National Legal Hotline
7am to midnight, 7 days
Call our lawyers NOW or,
have our lawyers CALL YOU
Breach of a Family Violence Order in Tasmania
A breach of a Family Violence Order in Tasmania is a serious criminal offence. In Tasmania, a court may make a Family Violence Order (FVO) under the Family Violence Act 2004.
These orders generally prohibit a defendant from threatening, abusing, or assaulting a protected person of whom they are in a family or domestic relationship with. The legislation sets out who can apply for a FVO and the various grounds on which an order may be granted. For general information about FVOs, see our dedicated article, Family Violence Orders in Tasmania.
This article specifically provides information about breaches of a FVO in Tasmania.
What happens if there is a breach?
Although a FVO in Tasmania is a civil order, meaning that the order itself is not a criminal offence, not complying with it is a criminal offence.
A police officer can arrest a person who they suspect has breached a FVO in Tasmania. The defendant may then remain in police custody until they appear before a court.
If you have been arrested you can apply for bail, but bail will not be granted unless the court or police officer is satisfied that you are unlikely to affect the safety, wellbeing, or interests of the protected person.
What if the protected person contacted me first?
You can still be charged for breaching a FVO in Tasmania even if the protected person initiated the breach. Protected people need to be careful not to initiate a breach because they can be charged for inciting the contravention.
For example, if the order states that the defendant cannot come near the protected person’s home, the protected person should not invite the defendant to come over.
A protected person should report a breach of a FVO to Tasmanian police as soon as practicable. Keep notes about the breach, such as date, time, place, and what happened because this will assist police when investigating the breach.
Are there any defences to a breach of a Family Violence Order?
A FVO in Tasmania only takes effect if the defendant was in court when the order was made or if a copy of the order has been given to them. If neither of these has occurred, a defendant cannot be convicted for breaching a FVO.
If you have been charged with breaching a FVO in Tasmania, you should get legal advice before entering a plea of guilty or not guilty. A lawyer will also be able to tell you if there are any possible defences you can raise, such as that you were not aware of the FVO and can assist you to apply for bail.
What is the penalty for breaching a Family Violence Order?
The penalty for breaching a FVO in Tasmania depends on whether the defendant has previously breached an order. If it is your first offence, the maximum penalty is a fine up to 20 penalty units ($3,140 at the time of writing) or imprisonment for up to 12 months.
If it is the defendant’s second breach, the fine increases to 30 penalty units ($4,710) and imprisonment for up to 18 months. A third offence sees the fine increased to 40 penalty units ($6,280) and up to two years’ imprisonment.
If it is the defendant’s fourth or subsequent breach, then the maximum penalty is a term of imprisonment not exceeding five years. It is irrelevant whether the previous breaches involved orders that were protecting a different person from the current FVO.

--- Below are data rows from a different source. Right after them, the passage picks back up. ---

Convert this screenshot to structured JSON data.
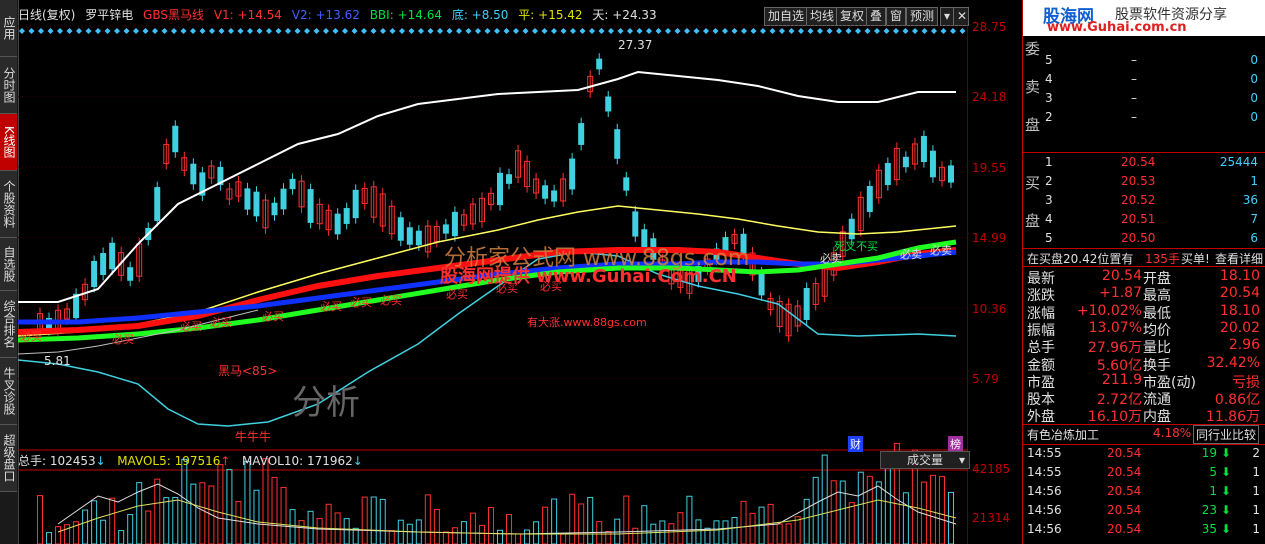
{
  "nav": [
    "应用",
    "分时图",
    "K线图",
    "个股资料",
    "自选股",
    "综合排名",
    "牛叉诊股",
    "超级盘口"
  ],
  "info": {
    "period": "日线(复权)",
    "stock": "罗平锌电",
    "gbs": "GBS黑马线",
    "v1": "V1: +14.54",
    "v2": "V2: +13.62",
    "bbi": "BBI: +14.64",
    "di": "底: +8.50",
    "ping": "平: +15.42",
    "tian": "天: +24.33"
  },
  "toolbar": [
    "加自选",
    "均线",
    "复权",
    "叠",
    "窗",
    "预测"
  ],
  "y_axis": [
    "28.75",
    "24.18",
    "19.55",
    "14.99",
    "10.36",
    "5.79"
  ],
  "vol_axis": [
    "42185",
    "21314"
  ],
  "chart_labels": {
    "high": "27.37",
    "low": "5.81",
    "heima": "黑马<85>",
    "niuniuniu": "牛牛牛",
    "cai": "财",
    "bang": "榜",
    "youdazhang": "有大涨.www.88gs.com",
    "sicha": "死叉不买",
    "buy": "必买",
    "sell": "必卖",
    "watermark1": "分析家公式网 www.88gs.com",
    "watermark2": "股海网提供 www.Guhai.Com.CN",
    "fenxi": "分析"
  },
  "volume": {
    "total": "总手: 102453",
    "mavol5": "MAVOL5: 197516",
    "mavol10": "MAVOL10: 171962",
    "select": "成交量"
  },
  "logo": {
    "name": "股海网",
    "slogan": "股票软件资源分享",
    "url": "www.Guhai.com.cn"
  },
  "order_book": {
    "sell_label": [
      "委",
      "卖",
      "盘"
    ],
    "buy_label": [
      "买",
      "盘"
    ],
    "sell": [
      {
        "n": "5",
        "price": "–",
        "vol": "0"
      },
      {
        "n": "4",
        "price": "–",
        "vol": "0"
      },
      {
        "n": "3",
        "price": "–",
        "vol": "0"
      },
      {
        "n": "2",
        "price": "–",
        "vol": "0"
      }
    ],
    "buy": [
      {
        "n": "1",
        "price": "20.54",
        "vol": "25444"
      },
      {
        "n": "2",
        "price": "20.53",
        "vol": "1"
      },
      {
        "n": "3",
        "price": "20.52",
        "vol": "36"
      },
      {
        "n": "4",
        "price": "20.51",
        "vol": "7"
      },
      {
        "n": "5",
        "price": "20.50",
        "vol": "6"
      }
    ]
  },
  "status_line": {
    "a": "在买盘20.42位置有",
    "b": "135手",
    "c": "买单!",
    "d": "查看详细"
  },
  "quote": [
    {
      "k1": "最新",
      "v1": "20.54",
      "k2": "开盘",
      "v2": "18.10"
    },
    {
      "k1": "涨跌",
      "v1": "+1.87",
      "k2": "最高",
      "v2": "20.54"
    },
    {
      "k1": "涨幅",
      "v1": "+10.02%",
      "k2": "最低",
      "v2": "18.10"
    },
    {
      "k1": "振幅",
      "v1": "13.07%",
      "k2": "均价",
      "v2": "20.02"
    },
    {
      "k1": "总手",
      "v1": "27.96万",
      "k2": "量比",
      "v2": "2.96"
    },
    {
      "k1": "金额",
      "v1": "5.60亿",
      "k2": "换手",
      "v2": "32.42%"
    },
    {
      "k1": "市盈",
      "v1": "211.9",
      "k2": "市盈(动)",
      "v2": "亏损"
    },
    {
      "k1": "股本",
      "v1": "2.72亿",
      "k2": "流通",
      "v2": "0.86亿"
    },
    {
      "k1": "外盘",
      "v1": "16.10万",
      "k2": "内盘",
      "v2": "11.86万"
    }
  ],
  "industry": {
    "name": "有色冶炼加工",
    "pct": "4.18%",
    "btn": "同行业比较"
  },
  "ticks": [
    {
      "t": "14:55",
      "p": "20.54",
      "v": "19",
      "n": "2"
    },
    {
      "t": "14:55",
      "p": "20.54",
      "v": "5",
      "n": "1"
    },
    {
      "t": "14:56",
      "p": "20.54",
      "v": "1",
      "n": "1"
    },
    {
      "t": "14:56",
      "p": "20.54",
      "v": "23",
      "n": "1"
    },
    {
      "t": "14:56",
      "p": "20.54",
      "v": "35",
      "n": "1"
    }
  ]
}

How long do Family Violence Orders last in Tasmania?
The Tasmanian court will state in the FVO how long it remains in force. The period set is based on what the court believes is necessary to ensure the safety and interests of the protected person.
Can a Family Violence Orders be varied or revoked?
Sometimes it may be necessary to change the conditions of the FVO. This may be because there is a need to facilitate contact between a parent and a child. A FVO can also be revoked or varied by a Tasmanian court.
The defendant or protected person can apply to a court at any time to have an FVO revoked or varied. A court will not allow revocation or variation of the FVO unless it is satisfied that there has been a substantial change in the relevant circumstances since the order was first made.
The period of time the FVO is in effect may also be extended. This happens if the court is satisfied that an extension is necessary to protect a person or any affected children.